◆ **DIRECTIONS**: When a line of the entries contains "JSON", please list that line.

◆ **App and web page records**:
+ + + + + + +

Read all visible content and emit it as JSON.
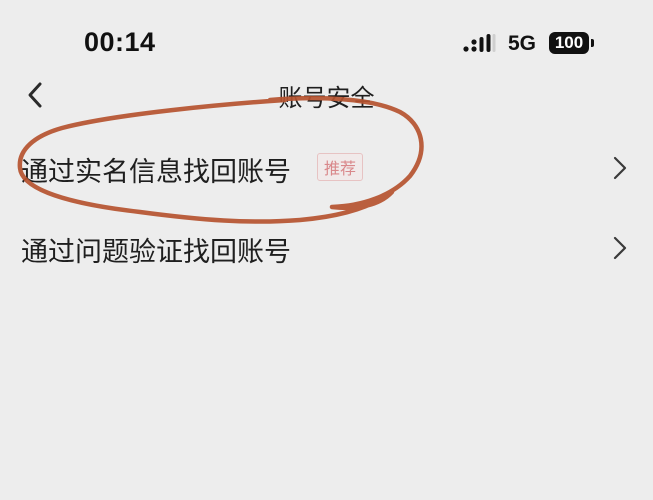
{
  "status_bar": {
    "time": "00:14",
    "network": "5G",
    "battery": "100",
    "icons": [
      "signal-icon",
      "battery-icon"
    ]
  },
  "nav": {
    "title": "账号安全",
    "back_icon": "chevron-left-icon"
  },
  "options": [
    {
      "label": "通过实名信息找回账号",
      "badge": "推荐",
      "icon": "chevron-right-icon"
    },
    {
      "label": "通过问题验证找回账号",
      "icon": "chevron-right-icon"
    }
  ],
  "colors": {
    "background": "#ededed",
    "text": "#1f1f1f",
    "badge_text": "#d9888b",
    "badge_border": "#e7c3c3",
    "annotation_stroke": "#b5532f"
  }
}
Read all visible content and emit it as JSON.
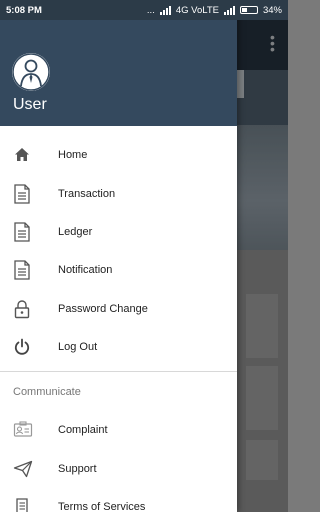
{
  "status_bar": {
    "time": "5:08 PM",
    "dots": "...",
    "network": "4G VoLTE",
    "battery": "34%"
  },
  "drawer": {
    "user_name": "User",
    "menu": [
      {
        "label": "Home",
        "icon": "home-icon"
      },
      {
        "label": "Transaction",
        "icon": "document-icon"
      },
      {
        "label": "Ledger",
        "icon": "document-icon"
      },
      {
        "label": "Notification",
        "icon": "document-icon"
      },
      {
        "label": "Password Change",
        "icon": "lock-icon"
      },
      {
        "label": "Log Out",
        "icon": "power-icon"
      }
    ],
    "section_label": "Communicate",
    "communicate": [
      {
        "label": "Complaint",
        "icon": "id-card-icon"
      },
      {
        "label": "Support",
        "icon": "send-icon"
      },
      {
        "label": "Terms of Services",
        "icon": "scroll-icon"
      }
    ]
  },
  "colors": {
    "header": "#34495e",
    "status_bar": "#2c3b48",
    "drawer_bg": "#ffffff",
    "icon": "#555555"
  }
}
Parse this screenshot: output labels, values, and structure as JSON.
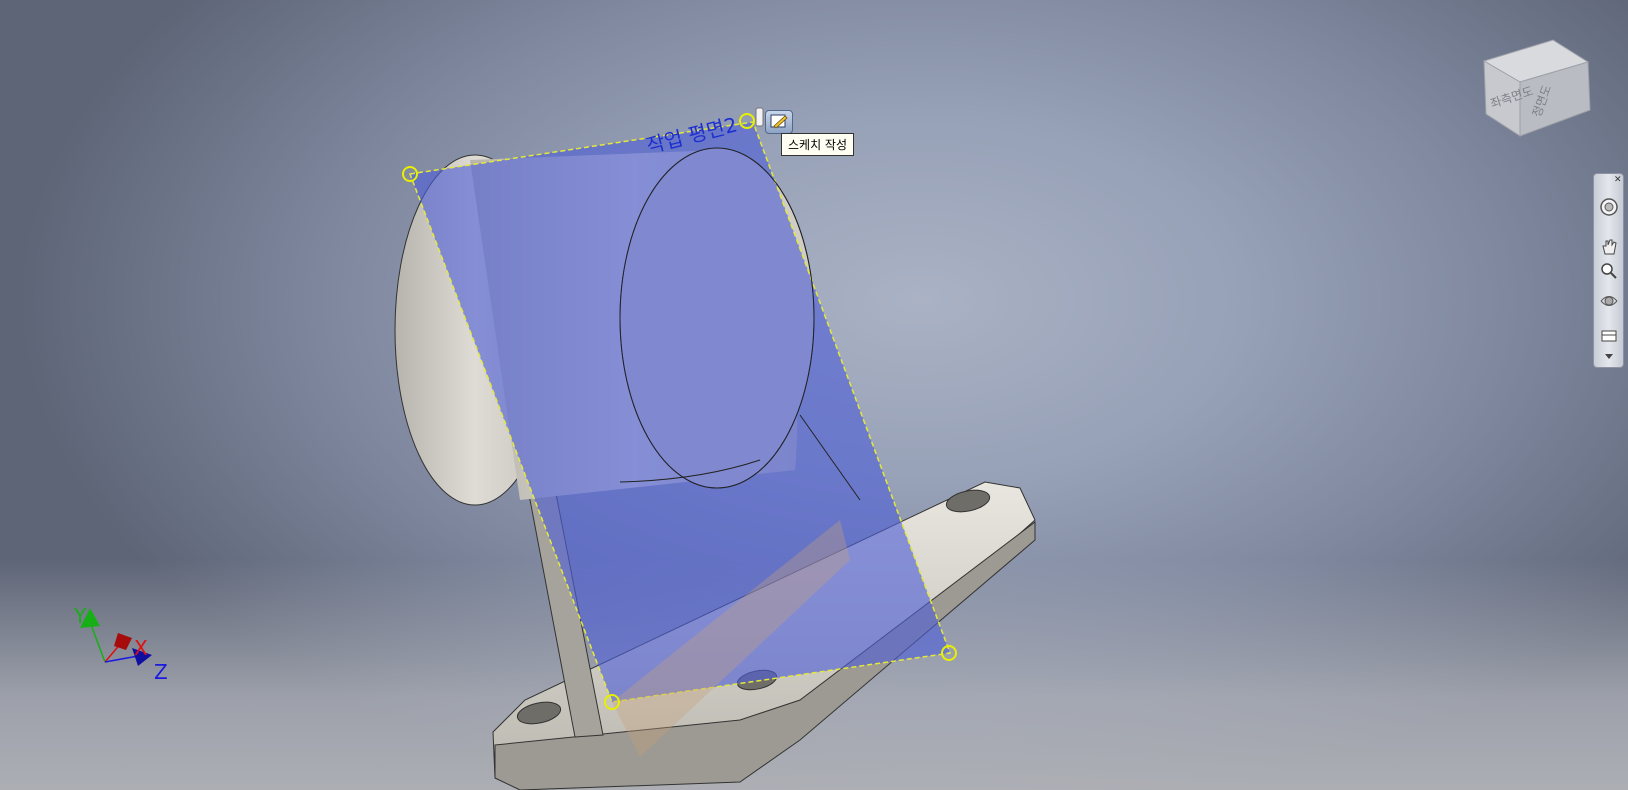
{
  "workplane": {
    "label": "작업 평면2"
  },
  "tooltip": {
    "text": "스케치 작성"
  },
  "viewcube": {
    "left_face": "좌측면도",
    "front_face": "정면도"
  },
  "axes": {
    "x": "X",
    "y": "Y",
    "z": "Z"
  },
  "colors": {
    "workplane_fill": "#4f5fd6",
    "workplane_label": "#1e2fd0",
    "x_axis": "#e01010",
    "y_axis": "#16b016",
    "z_axis": "#1a1ae0"
  },
  "navbar": {
    "items": [
      "steering-wheel-icon",
      "pan-icon",
      "zoom-icon",
      "orbit-icon",
      "look-at-icon",
      "customize-icon"
    ]
  }
}
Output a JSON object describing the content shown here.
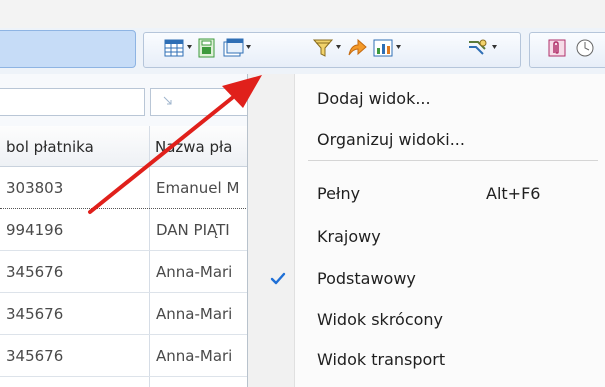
{
  "toolbar": {
    "buttons": [
      {
        "name": "columns-icon",
        "color": "#2f6fb5"
      },
      {
        "name": "export-icon",
        "color": "#3d9a3d"
      },
      {
        "name": "views-icon",
        "color": "#2f6fb5"
      },
      {
        "name": "filter-icon",
        "color": "#8a6d1f"
      },
      {
        "name": "arrow-action-icon",
        "color": "#e07a1f"
      },
      {
        "name": "chart-icon",
        "color": "#2f6fb5"
      },
      {
        "name": "tools-icon",
        "color": "#5a7a3a"
      },
      {
        "name": "attachment-icon",
        "color": "#b0306a"
      }
    ]
  },
  "grid": {
    "headers": [
      "bol płatnika",
      "Nazwa pła"
    ],
    "rows": [
      {
        "c1": "303803",
        "c2": "Emanuel M"
      },
      {
        "c1": "994196",
        "c2": "DAN PIĄTI"
      },
      {
        "c1": "345676",
        "c2": "Anna-Mari"
      },
      {
        "c1": "345676",
        "c2": "Anna-Mari"
      },
      {
        "c1": "345676",
        "c2": "Anna-Mari"
      }
    ]
  },
  "menu": {
    "items": {
      "add_view": "Dodaj widok...",
      "organize_views": "Organizuj widoki...",
      "full": "Pełny",
      "full_shortcut": "Alt+F6",
      "national": "Krajowy",
      "basic": "Podstawowy",
      "short": "Widok skrócony",
      "transport": "Widok transport"
    },
    "checked": "Podstawowy",
    "check_color": "#1f6fd6"
  },
  "annotation": {
    "arrow_color": "#e0201b"
  }
}
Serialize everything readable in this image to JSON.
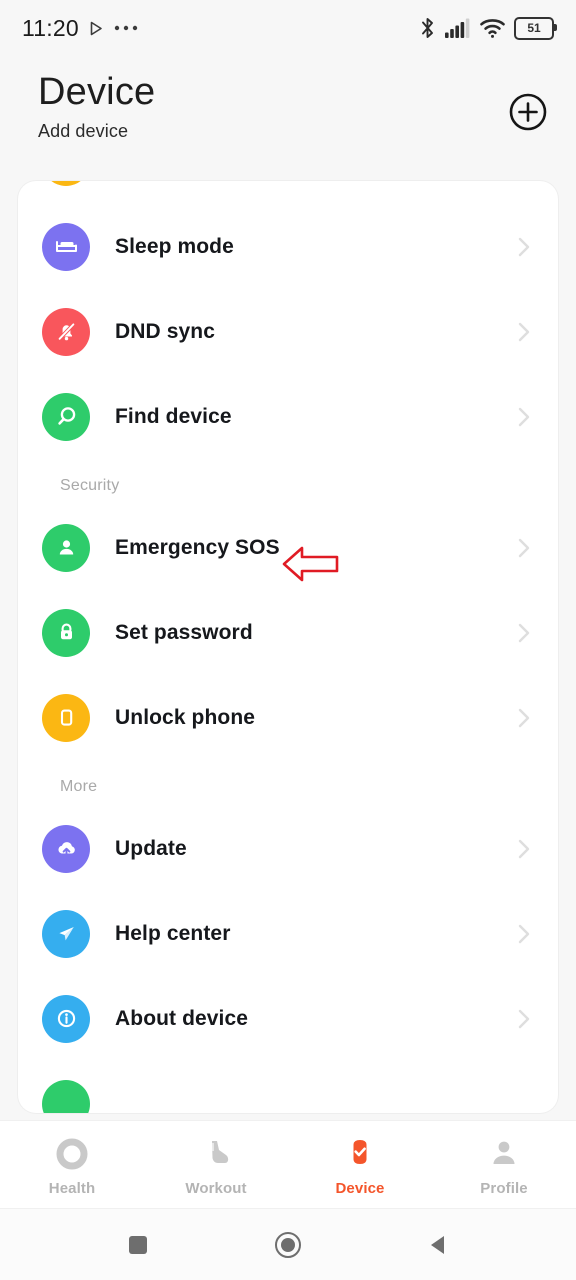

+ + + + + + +

◆ **COMPLETED TASK**:
Read all visible content and emit it as JSON.
Read all visible content and emit it as JSON.
Parse this screenshot: output labels, values, and structure as JSON.
Output a JSON object describing the content shown here.
Serialize everything readable in this image to JSON.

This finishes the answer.